All entries below must be output word for word, and the pictures left behind.

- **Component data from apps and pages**
* * * * * * *

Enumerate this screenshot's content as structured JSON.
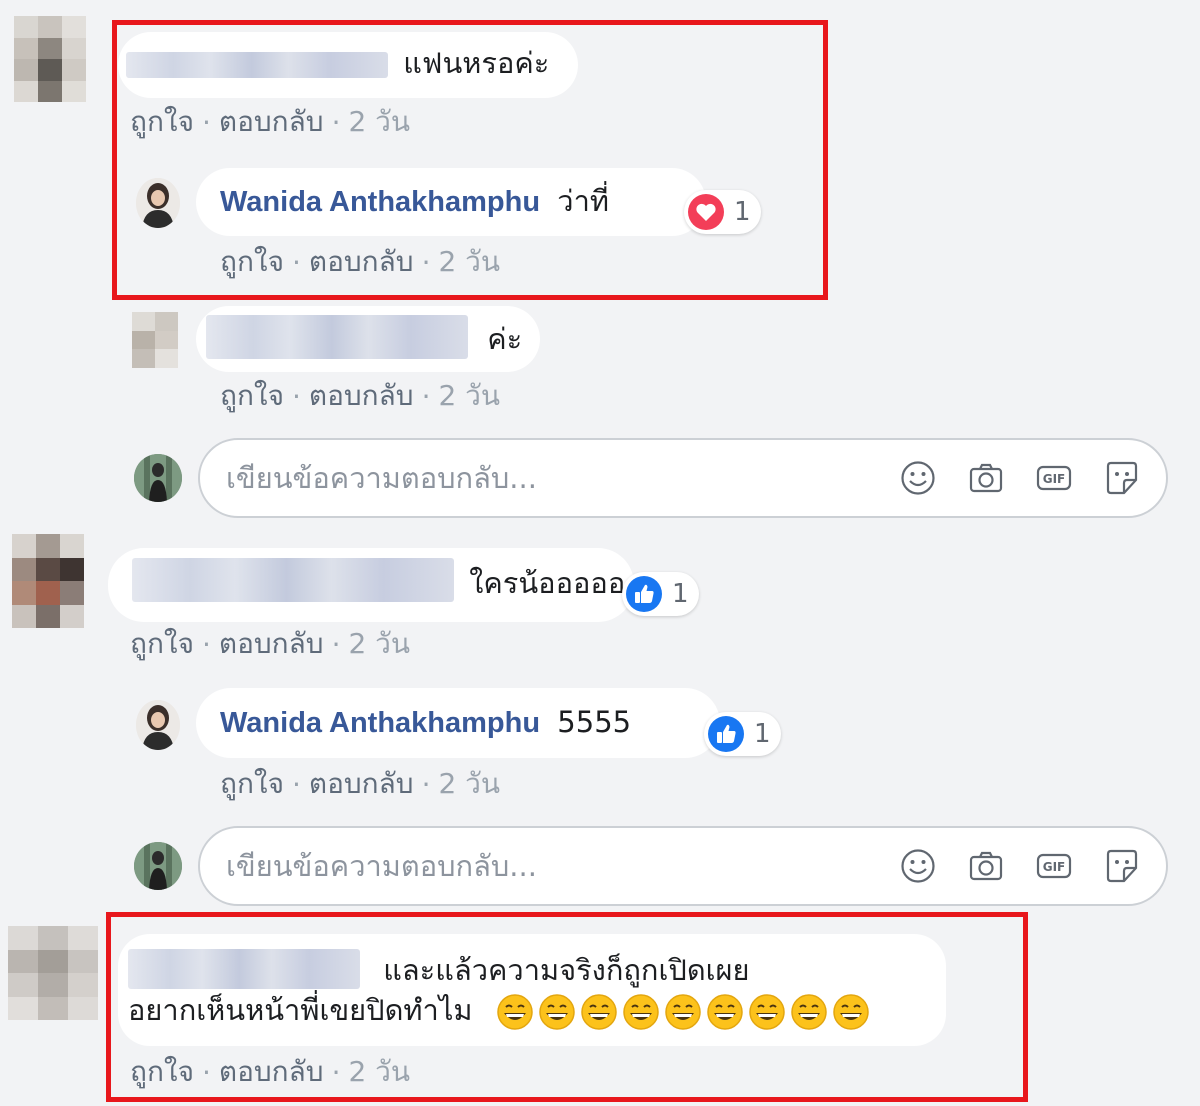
{
  "comments": [
    {
      "text": "แฟนหรอค่ะ",
      "actions": {
        "like": "ถูกใจ",
        "reply": "ตอบกลับ",
        "time": "2 วัน"
      }
    },
    {
      "author": "Wanida Anthakhamphu",
      "text": "ว่าที่",
      "reaction": {
        "type": "heart",
        "count": "1"
      },
      "actions": {
        "like": "ถูกใจ",
        "reply": "ตอบกลับ",
        "time": "2 วัน"
      }
    },
    {
      "text": "ค่ะ",
      "actions": {
        "like": "ถูกใจ",
        "reply": "ตอบกลับ",
        "time": "2 วัน"
      }
    },
    {
      "text": "ใครน้อออออ",
      "reaction": {
        "type": "like",
        "count": "1"
      },
      "actions": {
        "like": "ถูกใจ",
        "reply": "ตอบกลับ",
        "time": "2 วัน"
      }
    },
    {
      "author": "Wanida Anthakhamphu",
      "text": "5555",
      "reaction": {
        "type": "like",
        "count": "1"
      },
      "actions": {
        "like": "ถูกใจ",
        "reply": "ตอบกลับ",
        "time": "2 วัน"
      }
    },
    {
      "text_line1": "และแล้วความจริงก็ถูกเปิดเผย",
      "text_line2": "อยากเห็นหน้าพี่เขยปิดทำไม",
      "emoji": "grinning-face",
      "emoji_count": 9,
      "actions": {
        "like": "ถูกใจ",
        "reply": "ตอบกลับ",
        "time": "2 วัน"
      }
    }
  ],
  "reply_inputs": [
    {
      "placeholder": "เขียนข้อความตอบกลับ...",
      "icons": [
        "smiley-icon",
        "camera-icon",
        "gif-icon",
        "sticker-icon"
      ]
    },
    {
      "placeholder": "เขียนข้อความตอบกลับ...",
      "icons": [
        "smiley-icon",
        "camera-icon",
        "gif-icon",
        "sticker-icon"
      ]
    }
  ],
  "colors": {
    "background": "#f2f3f5",
    "name_link": "#385898",
    "highlight_box": "#e8171c",
    "heart_reaction": "#f33e58",
    "like_reaction": "#1877f2"
  }
}
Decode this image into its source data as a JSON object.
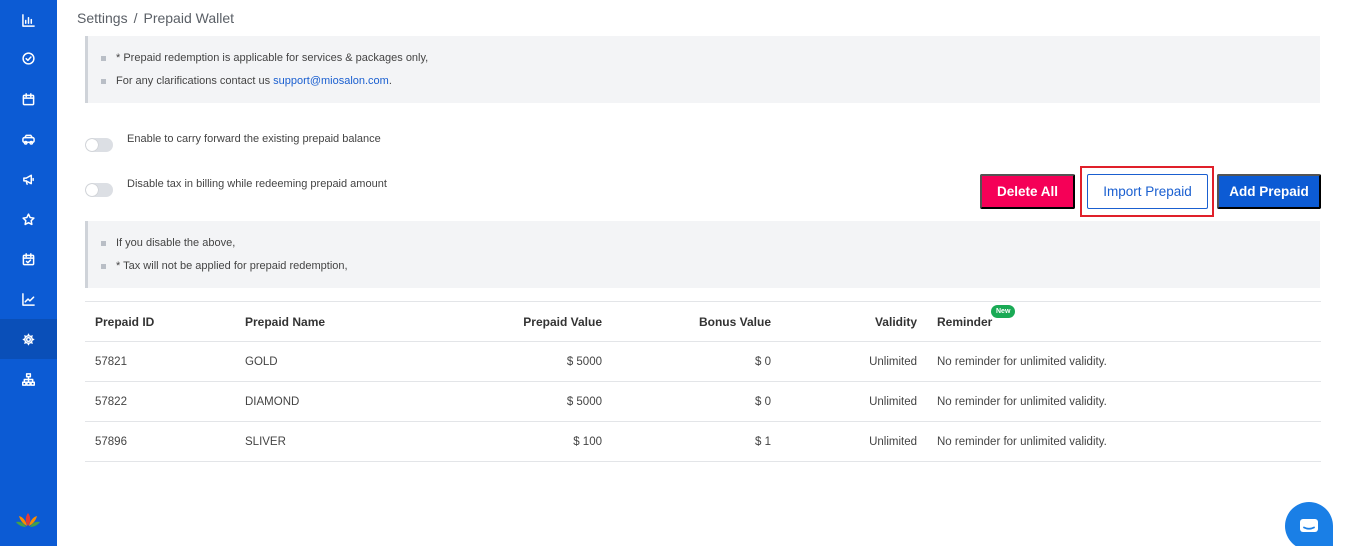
{
  "breadcrumb": {
    "parent": "Settings",
    "separator": "/",
    "current": "Prepaid Wallet"
  },
  "sidebar": {
    "items": [
      {
        "icon": "bar-chart-icon",
        "active": false
      },
      {
        "icon": "check-circle-icon",
        "active": false
      },
      {
        "icon": "calendar-icon",
        "active": false
      },
      {
        "icon": "users-icon",
        "active": false
      },
      {
        "icon": "megaphone-icon",
        "active": false
      },
      {
        "icon": "star-icon",
        "active": false
      },
      {
        "icon": "calendar-check-icon",
        "active": false
      },
      {
        "icon": "line-chart-icon",
        "active": false
      },
      {
        "icon": "gear-icon",
        "active": true
      },
      {
        "icon": "org-chart-icon",
        "active": false
      }
    ],
    "logo": "lotus-logo"
  },
  "notes": {
    "line1": "* Prepaid redemption is applicable for services & packages only,",
    "line2_prefix": "For any clarifications contact us ",
    "line2_email": "support@miosalon.com",
    "line2_suffix": "."
  },
  "toggles": {
    "carry_forward": {
      "label": "Enable to carry forward the existing prepaid balance",
      "on": false
    },
    "disable_tax": {
      "label": "Disable tax in billing while redeeming prepaid amount",
      "on": false
    }
  },
  "tax_notes": {
    "line1": "If you disable the above,",
    "line2": "* Tax will not be applied for prepaid redemption,"
  },
  "buttons": {
    "delete_all": "Delete All",
    "import_prepaid": "Import Prepaid",
    "add_prepaid": "Add Prepaid"
  },
  "table": {
    "columns": [
      "Prepaid ID",
      "Prepaid Name",
      "Prepaid Value",
      "Bonus Value",
      "Validity",
      "Reminder"
    ],
    "reminder_badge": "New",
    "rows": [
      {
        "id": "57821",
        "name": "GOLD",
        "prepaid_value": "$ 5000",
        "bonus_value": "$ 0",
        "validity": "Unlimited",
        "reminder": "No reminder for unlimited validity."
      },
      {
        "id": "57822",
        "name": "DIAMOND",
        "prepaid_value": "$ 5000",
        "bonus_value": "$ 0",
        "validity": "Unlimited",
        "reminder": "No reminder for unlimited validity."
      },
      {
        "id": "57896",
        "name": "SLIVER",
        "prepaid_value": "$ 100",
        "bonus_value": "$ 1",
        "validity": "Unlimited",
        "reminder": "No reminder for unlimited validity."
      }
    ]
  },
  "colors": {
    "sidebar": "#0c5bd4",
    "primary": "#0c5bd4",
    "danger": "#f50057",
    "highlight": "#e0202a",
    "badge": "#1aaa55"
  },
  "chat_widget": {
    "icon": "chat-icon"
  }
}
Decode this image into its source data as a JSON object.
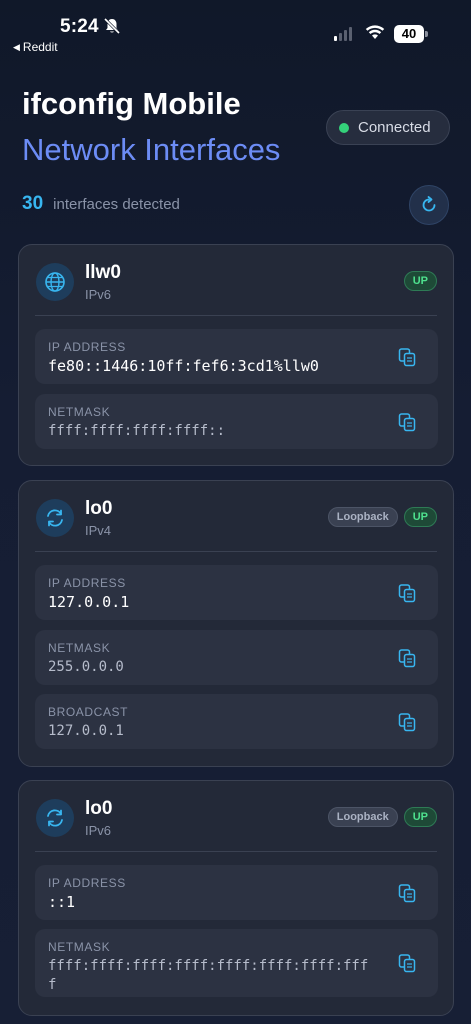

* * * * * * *

- **Solution to this task**
Enumerate this screenshot's content as structured JSON.
{
  "comments": [
    {
      "text": "แฟนหรอค่ะ",
      "actions": {
        "like": "ถูกใจ",
        "reply": "ตอบกลับ",
        "time": "2 วัน"
      }
    },
    {
      "author": "Wanida Anthakhamphu",
      "text": "ว่าที่",
      "reaction": {
        "type": "heart",
        "count": "1"
      },
      "actions": {
        "like": "ถูกใจ",
        "reply": "ตอบกลับ",
        "time": "2 วัน"
      }
    },
    {
      "text": "ค่ะ",
      "actions": {
        "like": "ถูกใจ",
        "reply": "ตอบกลับ",
        "time": "2 วัน"
      }
    },
    {
      "text": "ใครน้อออออ",
      "reaction": {
        "type": "like",
        "count": "1"
      },
      "actions": {
        "like": "ถูกใจ",
        "reply": "ตอบกลับ",
        "time": "2 วัน"
      }
    },
    {
      "author": "Wanida Anthakhamphu",
      "text": "5555",
      "reaction": {
        "type": "like",
        "count": "1"
      },
      "actions": {
        "like": "ถูกใจ",
        "reply": "ตอบกลับ",
        "time": "2 วัน"
      }
    },
    {
      "text_line1": "และแล้วความจริงก็ถูกเปิดเผย",
      "text_line2": "อยากเห็นหน้าพี่เขยปิดทำไม",
      "emoji": "grinning-face",
      "emoji_count": 9,
      "actions": {
        "like": "ถูกใจ",
        "reply": "ตอบกลับ",
        "time": "2 วัน"
      }
    }
  ],
  "reply_inputs": [
    {
      "placeholder": "เขียนข้อความตอบกลับ...",
      "icons": [
        "smiley-icon",
        "camera-icon",
        "gif-icon",
        "sticker-icon"
      ]
    },
    {
      "placeholder": "เขียนข้อความตอบกลับ...",
      "icons": [
        "smiley-icon",
        "camera-icon",
        "gif-icon",
        "sticker-icon"
      ]
    }
  ],
  "colors": {
    "background": "#f2f3f5",
    "name_link": "#385898",
    "highlight_box": "#e8171c",
    "heart_reaction": "#f33e58",
    "like_reaction": "#1877f2"
  }
}
Decode this image into its source data as a JSON object.
{
  "breadcrumb": {
    "parent": "Settings",
    "separator": "/",
    "current": "Prepaid Wallet"
  },
  "sidebar": {
    "items": [
      {
        "icon": "bar-chart-icon",
        "active": false
      },
      {
        "icon": "check-circle-icon",
        "active": false
      },
      {
        "icon": "calendar-icon",
        "active": false
      },
      {
        "icon": "users-icon",
        "active": false
      },
      {
        "icon": "megaphone-icon",
        "active": false
      },
      {
        "icon": "star-icon",
        "active": false
      },
      {
        "icon": "calendar-check-icon",
        "active": false
      },
      {
        "icon": "line-chart-icon",
        "active": false
      },
      {
        "icon": "gear-icon",
        "active": true
      },
      {
        "icon": "org-chart-icon",
        "active": false
      }
    ],
    "logo": "lotus-logo"
  },
  "notes": {
    "line1": "* Prepaid redemption is applicable for services & packages only,",
    "line2_prefix": "For any clarifications contact us ",
    "line2_email": "support@miosalon.com",
    "line2_suffix": "."
  },
  "toggles": {
    "carry_forward": {
      "label": "Enable to carry forward the existing prepaid balance",
      "on": false
    },
    "disable_tax": {
      "label": "Disable tax in billing while redeeming prepaid amount",
      "on": false
    }
  },
  "tax_notes": {
    "line1": "If you disable the above,",
    "line2": "* Tax will not be applied for prepaid redemption,"
  },
  "buttons": {
    "delete_all": "Delete All",
    "import_prepaid": "Import Prepaid",
    "add_prepaid": "Add Prepaid"
  },
  "table": {
    "columns": [
      "Prepaid ID",
      "Prepaid Name",
      "Prepaid Value",
      "Bonus Value",
      "Validity",
      "Reminder"
    ],
    "reminder_badge": "New",
    "rows": [
      {
        "id": "57821",
        "name": "GOLD",
        "prepaid_value": "$ 5000",
        "bonus_value": "$ 0",
        "validity": "Unlimited",
        "reminder": "No reminder for unlimited validity."
      },
      {
        "id": "57822",
        "name": "DIAMOND",
        "prepaid_value": "$ 5000",
        "bonus_value": "$ 0",
        "validity": "Unlimited",
        "reminder": "No reminder for unlimited validity."
      },
      {
        "id": "57896",
        "name": "SLIVER",
        "prepaid_value": "$ 100",
        "bonus_value": "$ 1",
        "validity": "Unlimited",
        "reminder": "No reminder for unlimited validity."
      }
    ]
  },
  "colors": {
    "sidebar": "#0c5bd4",
    "primary": "#0c5bd4",
    "danger": "#f50057",
    "highlight": "#e0202a",
    "badge": "#1aaa55"
  },
  "chat_widget": {
    "icon": "chat-icon"
  }
}
Decode this image into its source data as a JSON object.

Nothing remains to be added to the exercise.